Photo: Rena Laverty/ Team USA
By JACK LeGWIN
Matthew Boldy is making a name for himself.
Having scored 32 points (19G- 13A) in 30 games thus far this season for the Team USA NTDP program, the BC commit has rocketed up draft boards, thanks to his deft touch, scoring ability and physicality on the ice.
Projected to be a top 10 pick in the 2019 NHL draft by multiple media outlets, Boldy says that’s not something that he thinks about on an everyday basis.
“I generally try to not think about stuff like that,” Boldy said. “We have a pretty good schedule this year, so it’s not too hard to get distracted. You’re focusing on your game and you have to take it game by game and everything will play out. A lot of guys are focusing on how the team is doing rather than the individual stuff.”
Scouts have often noted that Boldy’s competitiveness is what sets him apart from many other top players. He says that growing up with an older brother is a big reason for his fieriness.
“Growing up, my brother and I were very close,” Boldy said. “It definitely made me physically and mentally stronger.
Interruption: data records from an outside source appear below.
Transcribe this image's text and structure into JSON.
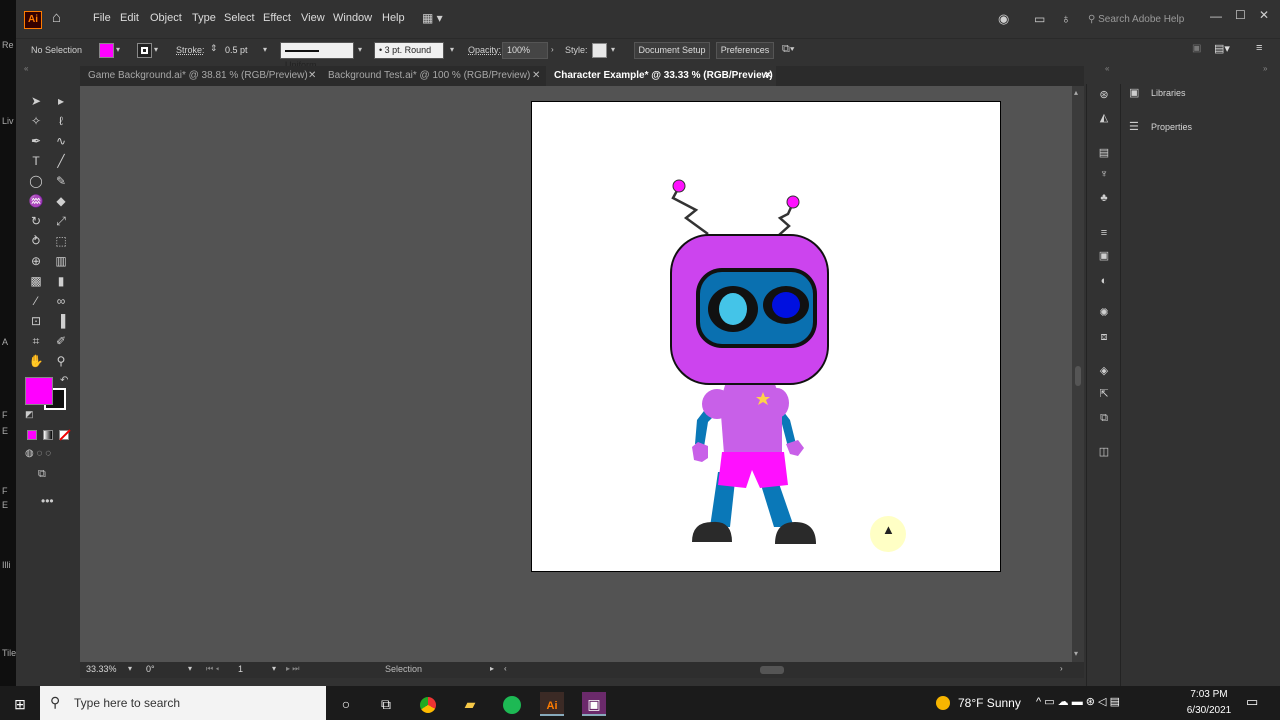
{
  "app": {
    "logo": "Ai",
    "menu": [
      "File",
      "Edit",
      "Object",
      "Type",
      "Select",
      "Effect",
      "View",
      "Window",
      "Help"
    ],
    "search_placeholder": "Search Adobe Help"
  },
  "control_bar": {
    "selection": "No Selection",
    "stroke_label": "Stroke:",
    "stroke_value": "0.5 pt",
    "profile": "Uniform",
    "brush": "3 pt. Round",
    "opacity_label": "Opacity:",
    "opacity_value": "100%",
    "style_label": "Style:",
    "document_setup": "Document Setup",
    "preferences": "Preferences",
    "fill_color": "#ff00ff"
  },
  "tabs": [
    {
      "label": "Game Background.ai* @ 38.81 % (RGB/Preview)",
      "close": "✕"
    },
    {
      "label": "Background Test.ai* @ 100 % (RGB/Preview)",
      "close": "✕"
    },
    {
      "label": "Character Example* @ 33.33 % (RGB/Preview)",
      "close": "✕"
    }
  ],
  "status_bar": {
    "zoom": "33.33%",
    "rotation": "0°",
    "artboard": "1",
    "tool": "Selection"
  },
  "panels": {
    "libraries": "Libraries",
    "properties": "Properties"
  },
  "background_window": {
    "labels": [
      "Re",
      "Liv",
      "A",
      "F",
      "E",
      "F",
      "E",
      "Illi",
      "Tile"
    ]
  },
  "taskbar": {
    "search_placeholder": "Type here to search",
    "weather": "78°F  Sunny",
    "time": "7:03 PM",
    "date": "6/30/2021"
  },
  "colors": {
    "accent": "#ff7c00",
    "head": "#cc44ee",
    "screen": "#0a70b0",
    "eye_left": "#44c4e8",
    "eye_right": "#0010e0",
    "body": "#c860e8",
    "shorts": "#ff10ff",
    "legs": "#0a78b8",
    "shoes": "#2a2a2a",
    "antenna_tip": "#ff10ff"
  }
}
I’m four years younger so I had to come up with ways to beat him, it wasn’t too easy, but I eventually figured it out.”
Boldy’s father played football at Maine, but growing up in such a small town in Massachusetts with no football program led the Millis, Massachusetts native down a different path.
“When I was younger, even before we moved to Millis, we were in an even smaller town and there wasn’t a program to get into,” Boldy said. “My dad always loved hockey so he got my older brother into that, so when I was born, my brother was already playing with sticks and roller blading so it was something that I always wanted to do.”
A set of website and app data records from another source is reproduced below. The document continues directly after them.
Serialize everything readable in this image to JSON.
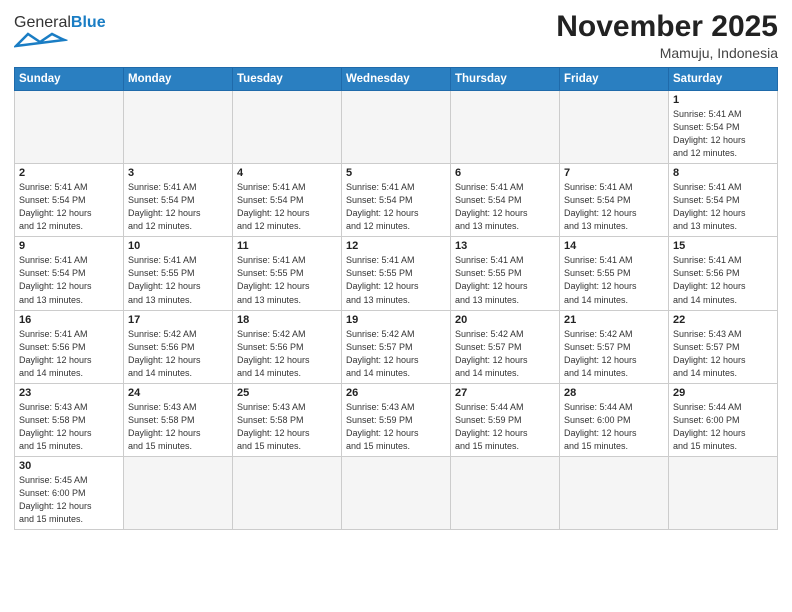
{
  "logo": {
    "text_general": "General",
    "text_blue": "Blue"
  },
  "header": {
    "month_year": "November 2025",
    "location": "Mamuju, Indonesia"
  },
  "days_of_week": [
    "Sunday",
    "Monday",
    "Tuesday",
    "Wednesday",
    "Thursday",
    "Friday",
    "Saturday"
  ],
  "weeks": [
    [
      {
        "day": "",
        "info": ""
      },
      {
        "day": "",
        "info": ""
      },
      {
        "day": "",
        "info": ""
      },
      {
        "day": "",
        "info": ""
      },
      {
        "day": "",
        "info": ""
      },
      {
        "day": "",
        "info": ""
      },
      {
        "day": "1",
        "info": "Sunrise: 5:41 AM\nSunset: 5:54 PM\nDaylight: 12 hours\nand 12 minutes."
      }
    ],
    [
      {
        "day": "2",
        "info": "Sunrise: 5:41 AM\nSunset: 5:54 PM\nDaylight: 12 hours\nand 12 minutes."
      },
      {
        "day": "3",
        "info": "Sunrise: 5:41 AM\nSunset: 5:54 PM\nDaylight: 12 hours\nand 12 minutes."
      },
      {
        "day": "4",
        "info": "Sunrise: 5:41 AM\nSunset: 5:54 PM\nDaylight: 12 hours\nand 12 minutes."
      },
      {
        "day": "5",
        "info": "Sunrise: 5:41 AM\nSunset: 5:54 PM\nDaylight: 12 hours\nand 12 minutes."
      },
      {
        "day": "6",
        "info": "Sunrise: 5:41 AM\nSunset: 5:54 PM\nDaylight: 12 hours\nand 13 minutes."
      },
      {
        "day": "7",
        "info": "Sunrise: 5:41 AM\nSunset: 5:54 PM\nDaylight: 12 hours\nand 13 minutes."
      },
      {
        "day": "8",
        "info": "Sunrise: 5:41 AM\nSunset: 5:54 PM\nDaylight: 12 hours\nand 13 minutes."
      }
    ],
    [
      {
        "day": "9",
        "info": "Sunrise: 5:41 AM\nSunset: 5:54 PM\nDaylight: 12 hours\nand 13 minutes."
      },
      {
        "day": "10",
        "info": "Sunrise: 5:41 AM\nSunset: 5:55 PM\nDaylight: 12 hours\nand 13 minutes."
      },
      {
        "day": "11",
        "info": "Sunrise: 5:41 AM\nSunset: 5:55 PM\nDaylight: 12 hours\nand 13 minutes."
      },
      {
        "day": "12",
        "info": "Sunrise: 5:41 AM\nSunset: 5:55 PM\nDaylight: 12 hours\nand 13 minutes."
      },
      {
        "day": "13",
        "info": "Sunrise: 5:41 AM\nSunset: 5:55 PM\nDaylight: 12 hours\nand 13 minutes."
      },
      {
        "day": "14",
        "info": "Sunrise: 5:41 AM\nSunset: 5:55 PM\nDaylight: 12 hours\nand 14 minutes."
      },
      {
        "day": "15",
        "info": "Sunrise: 5:41 AM\nSunset: 5:56 PM\nDaylight: 12 hours\nand 14 minutes."
      }
    ],
    [
      {
        "day": "16",
        "info": "Sunrise: 5:41 AM\nSunset: 5:56 PM\nDaylight: 12 hours\nand 14 minutes."
      },
      {
        "day": "17",
        "info": "Sunrise: 5:42 AM\nSunset: 5:56 PM\nDaylight: 12 hours\nand 14 minutes."
      },
      {
        "day": "18",
        "info": "Sunrise: 5:42 AM\nSunset: 5:56 PM\nDaylight: 12 hours\nand 14 minutes."
      },
      {
        "day": "19",
        "info": "Sunrise: 5:42 AM\nSunset: 5:57 PM\nDaylight: 12 hours\nand 14 minutes."
      },
      {
        "day": "20",
        "info": "Sunrise: 5:42 AM\nSunset: 5:57 PM\nDaylight: 12 hours\nand 14 minutes."
      },
      {
        "day": "21",
        "info": "Sunrise: 5:42 AM\nSunset: 5:57 PM\nDaylight: 12 hours\nand 14 minutes."
      },
      {
        "day": "22",
        "info": "Sunrise: 5:43 AM\nSunset: 5:57 PM\nDaylight: 12 hours\nand 14 minutes."
      }
    ],
    [
      {
        "day": "23",
        "info": "Sunrise: 5:43 AM\nSunset: 5:58 PM\nDaylight: 12 hours\nand 15 minutes."
      },
      {
        "day": "24",
        "info": "Sunrise: 5:43 AM\nSunset: 5:58 PM\nDaylight: 12 hours\nand 15 minutes."
      },
      {
        "day": "25",
        "info": "Sunrise: 5:43 AM\nSunset: 5:58 PM\nDaylight: 12 hours\nand 15 minutes."
      },
      {
        "day": "26",
        "info": "Sunrise: 5:43 AM\nSunset: 5:59 PM\nDaylight: 12 hours\nand 15 minutes."
      },
      {
        "day": "27",
        "info": "Sunrise: 5:44 AM\nSunset: 5:59 PM\nDaylight: 12 hours\nand 15 minutes."
      },
      {
        "day": "28",
        "info": "Sunrise: 5:44 AM\nSunset: 6:00 PM\nDaylight: 12 hours\nand 15 minutes."
      },
      {
        "day": "29",
        "info": "Sunrise: 5:44 AM\nSunset: 6:00 PM\nDaylight: 12 hours\nand 15 minutes."
      }
    ],
    [
      {
        "day": "30",
        "info": "Sunrise: 5:45 AM\nSunset: 6:00 PM\nDaylight: 12 hours\nand 15 minutes."
      },
      {
        "day": "",
        "info": ""
      },
      {
        "day": "",
        "info": ""
      },
      {
        "day": "",
        "info": ""
      },
      {
        "day": "",
        "info": ""
      },
      {
        "day": "",
        "info": ""
      },
      {
        "day": "",
        "info": ""
      }
    ]
  ]
}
Boldy believes that his intensity is something that he will be able to bring to the table next year at the college level.
“I think my competitiveness and how hard I work is something that I’ll bring to the next level,” Boldy said. “When I was growing up, as the younger brother, I took some beatings, but that’s actually helped me to mature.”
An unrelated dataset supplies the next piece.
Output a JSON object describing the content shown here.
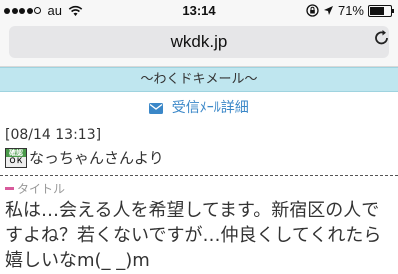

Boldy will head to Boston College next year to play for head coach Jerry York, fulfilling a life-long aspiration.
“Playing at BC was always a dream of mine,” Boldy said. “When I got the chance it was hard to pass up. I grew up going to their games and being around there. When I got the chance it was a pretty easy choice for me.”
With many players from the Team USA program heading east to play in the Boston area, Boldy says that he believes that the relationships that he has built with many of his current teammates will continue when they get to college.
“Playing up here, you’re with these guys every day all day,” Boldy said. “Some of my closest friends are here, friendships that I’ll have for the rest of my life, so whether they’re on the team with me or down the street, it’s definitely something special that will help.”
While his daily upper line assignment with his teammates switches often on the ice, Boldy says he believes that every line that they rotate in has a legitimate chance of scoring and making a contribution.
“The collection of guys we have is unbelievable,” Boldy said. “No matter what line we have out there, they’re a threat to score, there’s no doubt in any one on our team, so we go into each game with confidence.”
The importance of giving back to the community off the ice has been something that the NTDP program has taught its players and Boldy says it is something that the team believes is important.
“With everything that we’re given, giving back and being a role model in the community is important,” Boldy said. “It’s something that we enjoy and we hope the people in the community enjoy too.”
Boldy says that he believes that many of the things that he’s learned playing the game of hockey translate over to helping him and the rest of his life.
“On the ice you have to make the right play, the smart play,” Boldy said. “I think that carries over into life. Everything about hockey is something that has helped me to become the person that I am.”